Protests in Austria are rare, and when they do happen they are seldom passionate or tense events, regardless of the cause.
Over the years my family was living in Vienna I had attended anti-war demonstrations, including some large ones during the worst years of the Iraq war, but yesterday's protest was noticeably different.
This was, by far the most vigorous mobilization effort I had ever seen in Vienna. It was also among the most homogenous.
The protest began with 500 protesters gathering in front of the Israeli embassy, where speeches were held by a Turkish imam, one from Leo Gabriel, an activist of the European Social Forum and Michael Probsting, a member of the League of Socialist Revolution.
While the crowd included several Austrians and members of the League of Socialist Revolution, most were Turks, Kurds, and Arabs.
I had never seen so many of Austria's minorities gathered in one place at once, fervently yelling slogans such as "Israel! Terrorist!", "Intifada", "Israel, USA, Human Rights, Ha Ha Ha!" and "Let Gaza Live!"
Because the demonstration wasn't announced to the police beforehand, there was the potential for prosecution and arrests. But the police presence was surprisingly passive as they seemed most concerned with managing traffic, and made an obvious effort to avoid an escalation to violence.
The next demonstration is scheduled for Friday, it will be interesting to see if these people are allowed to continue to congregate, how the government decides to involve itself (or not) in the issue, and if the anger and passion - uncharacteristic of a protest in Vienna - will once again consume the crowds.
In the interim, with another convoy on the way to Gaza, it would do Israel well to reassess their approach to such confrontations.
It will also be interesting to see whether, the Obama administration, which has expressed its sympathies to Turkey, but refrained from condemning Israel, will fulfill its responsibility of reigning Israel in.
Obama might use his rhetorical flair to condemn Israel. But his words alone wouldn't carry much weight or appease the thousands of protesters the world over.
If I were an Obama advisor I would encourage him to make his point through actions not words, in fact one simple act.
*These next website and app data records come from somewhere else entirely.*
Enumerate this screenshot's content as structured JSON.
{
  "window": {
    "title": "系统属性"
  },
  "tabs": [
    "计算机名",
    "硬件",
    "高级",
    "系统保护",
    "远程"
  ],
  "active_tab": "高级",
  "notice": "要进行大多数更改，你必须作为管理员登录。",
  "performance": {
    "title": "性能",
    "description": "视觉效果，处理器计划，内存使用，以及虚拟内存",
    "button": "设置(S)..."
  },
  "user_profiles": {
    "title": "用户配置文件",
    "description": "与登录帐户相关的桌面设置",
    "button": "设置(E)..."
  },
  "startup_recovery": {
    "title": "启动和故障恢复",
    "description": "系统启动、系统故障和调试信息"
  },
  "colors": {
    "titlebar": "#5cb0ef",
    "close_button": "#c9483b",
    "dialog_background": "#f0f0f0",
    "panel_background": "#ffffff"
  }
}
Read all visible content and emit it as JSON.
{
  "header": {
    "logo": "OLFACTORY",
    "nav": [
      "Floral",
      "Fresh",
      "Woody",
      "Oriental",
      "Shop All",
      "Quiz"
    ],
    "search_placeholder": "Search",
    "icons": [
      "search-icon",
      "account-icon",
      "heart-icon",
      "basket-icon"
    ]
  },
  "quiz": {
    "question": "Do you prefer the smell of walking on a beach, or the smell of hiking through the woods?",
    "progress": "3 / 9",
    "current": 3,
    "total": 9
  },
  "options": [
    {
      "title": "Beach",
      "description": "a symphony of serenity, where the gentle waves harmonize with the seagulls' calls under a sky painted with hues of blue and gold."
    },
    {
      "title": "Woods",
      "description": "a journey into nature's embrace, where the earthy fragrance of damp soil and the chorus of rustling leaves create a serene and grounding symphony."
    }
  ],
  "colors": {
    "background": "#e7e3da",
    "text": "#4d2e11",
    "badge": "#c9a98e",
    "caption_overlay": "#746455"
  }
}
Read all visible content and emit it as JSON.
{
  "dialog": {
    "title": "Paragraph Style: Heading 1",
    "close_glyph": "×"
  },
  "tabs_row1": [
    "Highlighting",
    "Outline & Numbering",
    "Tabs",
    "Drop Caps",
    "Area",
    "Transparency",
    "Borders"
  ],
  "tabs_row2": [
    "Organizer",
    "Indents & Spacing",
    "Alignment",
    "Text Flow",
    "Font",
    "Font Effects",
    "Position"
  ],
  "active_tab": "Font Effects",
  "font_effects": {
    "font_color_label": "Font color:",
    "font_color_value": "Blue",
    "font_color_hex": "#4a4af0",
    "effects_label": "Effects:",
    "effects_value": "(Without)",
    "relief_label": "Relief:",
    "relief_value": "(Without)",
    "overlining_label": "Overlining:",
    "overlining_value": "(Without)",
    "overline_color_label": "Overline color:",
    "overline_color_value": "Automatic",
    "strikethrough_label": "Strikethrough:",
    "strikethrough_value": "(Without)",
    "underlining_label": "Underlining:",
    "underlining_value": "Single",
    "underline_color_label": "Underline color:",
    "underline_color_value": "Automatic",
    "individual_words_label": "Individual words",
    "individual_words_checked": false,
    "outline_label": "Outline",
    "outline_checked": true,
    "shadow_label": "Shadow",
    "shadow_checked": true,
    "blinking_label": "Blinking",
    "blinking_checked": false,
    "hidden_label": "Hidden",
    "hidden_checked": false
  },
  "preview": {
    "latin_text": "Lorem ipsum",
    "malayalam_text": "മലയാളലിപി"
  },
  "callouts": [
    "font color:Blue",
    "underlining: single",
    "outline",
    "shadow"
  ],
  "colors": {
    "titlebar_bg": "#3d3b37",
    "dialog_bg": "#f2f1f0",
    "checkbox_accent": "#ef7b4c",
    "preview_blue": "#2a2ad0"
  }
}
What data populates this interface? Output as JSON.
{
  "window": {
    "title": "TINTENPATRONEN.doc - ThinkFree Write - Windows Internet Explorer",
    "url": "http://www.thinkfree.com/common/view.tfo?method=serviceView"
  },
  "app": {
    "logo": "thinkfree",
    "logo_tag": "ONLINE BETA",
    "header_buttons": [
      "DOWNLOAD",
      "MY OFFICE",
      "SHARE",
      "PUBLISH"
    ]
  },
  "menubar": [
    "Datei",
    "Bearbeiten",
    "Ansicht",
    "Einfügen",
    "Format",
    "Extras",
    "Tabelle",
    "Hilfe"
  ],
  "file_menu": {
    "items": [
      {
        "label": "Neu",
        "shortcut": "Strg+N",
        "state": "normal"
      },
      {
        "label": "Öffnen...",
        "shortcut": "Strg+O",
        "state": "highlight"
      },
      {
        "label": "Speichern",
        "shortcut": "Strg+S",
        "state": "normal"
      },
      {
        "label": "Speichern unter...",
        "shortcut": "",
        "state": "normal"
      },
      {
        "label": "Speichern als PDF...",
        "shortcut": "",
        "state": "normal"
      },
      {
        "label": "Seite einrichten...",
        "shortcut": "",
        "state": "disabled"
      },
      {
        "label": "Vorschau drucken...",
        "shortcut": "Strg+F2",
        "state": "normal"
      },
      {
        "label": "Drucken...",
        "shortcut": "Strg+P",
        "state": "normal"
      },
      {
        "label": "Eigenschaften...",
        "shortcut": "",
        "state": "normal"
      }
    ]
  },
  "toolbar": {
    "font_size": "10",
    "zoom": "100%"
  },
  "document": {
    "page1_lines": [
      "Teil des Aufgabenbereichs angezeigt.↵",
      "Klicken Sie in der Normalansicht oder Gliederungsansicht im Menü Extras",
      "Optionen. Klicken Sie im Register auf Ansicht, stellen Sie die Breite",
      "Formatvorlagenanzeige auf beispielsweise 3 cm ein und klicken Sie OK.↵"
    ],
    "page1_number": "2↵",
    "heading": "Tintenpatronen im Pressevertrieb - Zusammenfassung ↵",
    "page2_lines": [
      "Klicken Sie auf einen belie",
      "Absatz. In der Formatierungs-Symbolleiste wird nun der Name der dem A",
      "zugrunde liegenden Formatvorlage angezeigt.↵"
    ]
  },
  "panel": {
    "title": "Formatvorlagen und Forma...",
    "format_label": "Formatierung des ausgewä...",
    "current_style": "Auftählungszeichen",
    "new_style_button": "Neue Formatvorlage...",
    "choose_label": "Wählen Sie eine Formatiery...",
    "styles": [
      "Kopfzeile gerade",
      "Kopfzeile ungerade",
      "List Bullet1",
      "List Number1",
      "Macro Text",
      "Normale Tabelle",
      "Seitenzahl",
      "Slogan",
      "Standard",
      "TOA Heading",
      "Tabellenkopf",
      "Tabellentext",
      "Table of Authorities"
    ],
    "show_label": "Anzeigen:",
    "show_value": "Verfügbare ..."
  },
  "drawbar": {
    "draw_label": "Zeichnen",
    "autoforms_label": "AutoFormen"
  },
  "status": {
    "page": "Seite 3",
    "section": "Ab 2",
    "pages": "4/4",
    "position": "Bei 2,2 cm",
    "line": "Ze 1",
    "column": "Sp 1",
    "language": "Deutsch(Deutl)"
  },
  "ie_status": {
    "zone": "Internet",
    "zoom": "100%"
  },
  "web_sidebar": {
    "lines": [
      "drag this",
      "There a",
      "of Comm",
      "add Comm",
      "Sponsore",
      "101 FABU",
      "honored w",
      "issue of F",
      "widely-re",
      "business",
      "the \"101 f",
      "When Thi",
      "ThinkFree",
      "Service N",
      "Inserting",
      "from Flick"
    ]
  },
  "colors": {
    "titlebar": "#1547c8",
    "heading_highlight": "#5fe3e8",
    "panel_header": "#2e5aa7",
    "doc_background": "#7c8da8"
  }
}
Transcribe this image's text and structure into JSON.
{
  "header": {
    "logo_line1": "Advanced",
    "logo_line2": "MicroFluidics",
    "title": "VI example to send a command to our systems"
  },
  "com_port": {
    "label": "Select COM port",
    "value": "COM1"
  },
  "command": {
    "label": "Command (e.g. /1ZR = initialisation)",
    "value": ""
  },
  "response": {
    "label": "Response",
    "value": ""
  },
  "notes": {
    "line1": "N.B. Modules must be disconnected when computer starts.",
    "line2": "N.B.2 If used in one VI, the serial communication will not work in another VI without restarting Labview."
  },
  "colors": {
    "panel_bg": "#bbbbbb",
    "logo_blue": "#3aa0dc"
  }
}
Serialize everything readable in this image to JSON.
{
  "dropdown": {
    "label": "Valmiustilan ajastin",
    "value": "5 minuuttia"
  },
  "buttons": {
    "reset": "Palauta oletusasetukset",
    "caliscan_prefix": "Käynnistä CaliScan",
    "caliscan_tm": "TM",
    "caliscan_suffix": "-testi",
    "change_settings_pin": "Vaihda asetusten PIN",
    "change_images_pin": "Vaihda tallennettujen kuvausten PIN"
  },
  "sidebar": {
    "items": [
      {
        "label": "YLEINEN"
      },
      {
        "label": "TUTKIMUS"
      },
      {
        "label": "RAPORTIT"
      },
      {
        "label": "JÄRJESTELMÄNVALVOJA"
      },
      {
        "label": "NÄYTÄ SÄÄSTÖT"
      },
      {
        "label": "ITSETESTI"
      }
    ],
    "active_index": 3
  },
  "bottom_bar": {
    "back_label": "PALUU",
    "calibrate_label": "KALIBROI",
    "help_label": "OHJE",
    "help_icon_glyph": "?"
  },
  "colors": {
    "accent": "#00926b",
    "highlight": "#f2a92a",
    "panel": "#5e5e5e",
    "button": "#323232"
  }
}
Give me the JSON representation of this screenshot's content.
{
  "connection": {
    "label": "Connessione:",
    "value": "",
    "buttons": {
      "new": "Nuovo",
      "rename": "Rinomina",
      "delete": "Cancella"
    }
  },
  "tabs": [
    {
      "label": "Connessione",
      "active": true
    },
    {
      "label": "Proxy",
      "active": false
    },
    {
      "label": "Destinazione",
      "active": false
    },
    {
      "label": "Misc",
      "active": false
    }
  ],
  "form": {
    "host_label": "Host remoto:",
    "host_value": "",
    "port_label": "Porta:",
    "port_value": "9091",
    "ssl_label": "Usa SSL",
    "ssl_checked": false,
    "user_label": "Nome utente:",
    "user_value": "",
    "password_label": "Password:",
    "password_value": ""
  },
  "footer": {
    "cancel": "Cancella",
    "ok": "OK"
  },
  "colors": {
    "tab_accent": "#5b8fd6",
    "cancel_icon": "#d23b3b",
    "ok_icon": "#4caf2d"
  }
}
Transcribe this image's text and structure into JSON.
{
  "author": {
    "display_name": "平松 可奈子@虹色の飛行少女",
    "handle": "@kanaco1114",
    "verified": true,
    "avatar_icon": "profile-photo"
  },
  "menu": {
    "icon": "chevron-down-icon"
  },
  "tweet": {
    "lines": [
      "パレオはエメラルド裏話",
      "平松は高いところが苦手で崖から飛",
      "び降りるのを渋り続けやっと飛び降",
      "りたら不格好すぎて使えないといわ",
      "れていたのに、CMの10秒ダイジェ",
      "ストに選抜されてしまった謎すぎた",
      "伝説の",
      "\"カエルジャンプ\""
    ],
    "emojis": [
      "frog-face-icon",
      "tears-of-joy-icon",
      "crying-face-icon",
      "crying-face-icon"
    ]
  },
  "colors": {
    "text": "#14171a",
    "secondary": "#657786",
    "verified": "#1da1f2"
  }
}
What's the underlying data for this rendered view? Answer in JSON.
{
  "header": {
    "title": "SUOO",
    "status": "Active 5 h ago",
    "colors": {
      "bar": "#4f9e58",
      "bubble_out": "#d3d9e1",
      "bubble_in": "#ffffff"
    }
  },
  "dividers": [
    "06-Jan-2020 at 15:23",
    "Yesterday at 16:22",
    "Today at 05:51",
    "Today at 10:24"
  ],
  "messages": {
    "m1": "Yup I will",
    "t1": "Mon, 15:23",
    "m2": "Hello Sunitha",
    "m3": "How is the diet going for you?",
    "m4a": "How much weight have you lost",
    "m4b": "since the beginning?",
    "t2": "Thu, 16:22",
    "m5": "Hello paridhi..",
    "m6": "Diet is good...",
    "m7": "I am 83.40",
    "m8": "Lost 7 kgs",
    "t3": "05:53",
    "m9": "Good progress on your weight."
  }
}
He should organize a US ship to carry several tons of humanitarian aid and sail towards Gaza without any public announcements, putting the ball in Israel's court and giving them a second chance to do the right thing.
That would be change I could believe in, as unbelievable a possibility as it may be.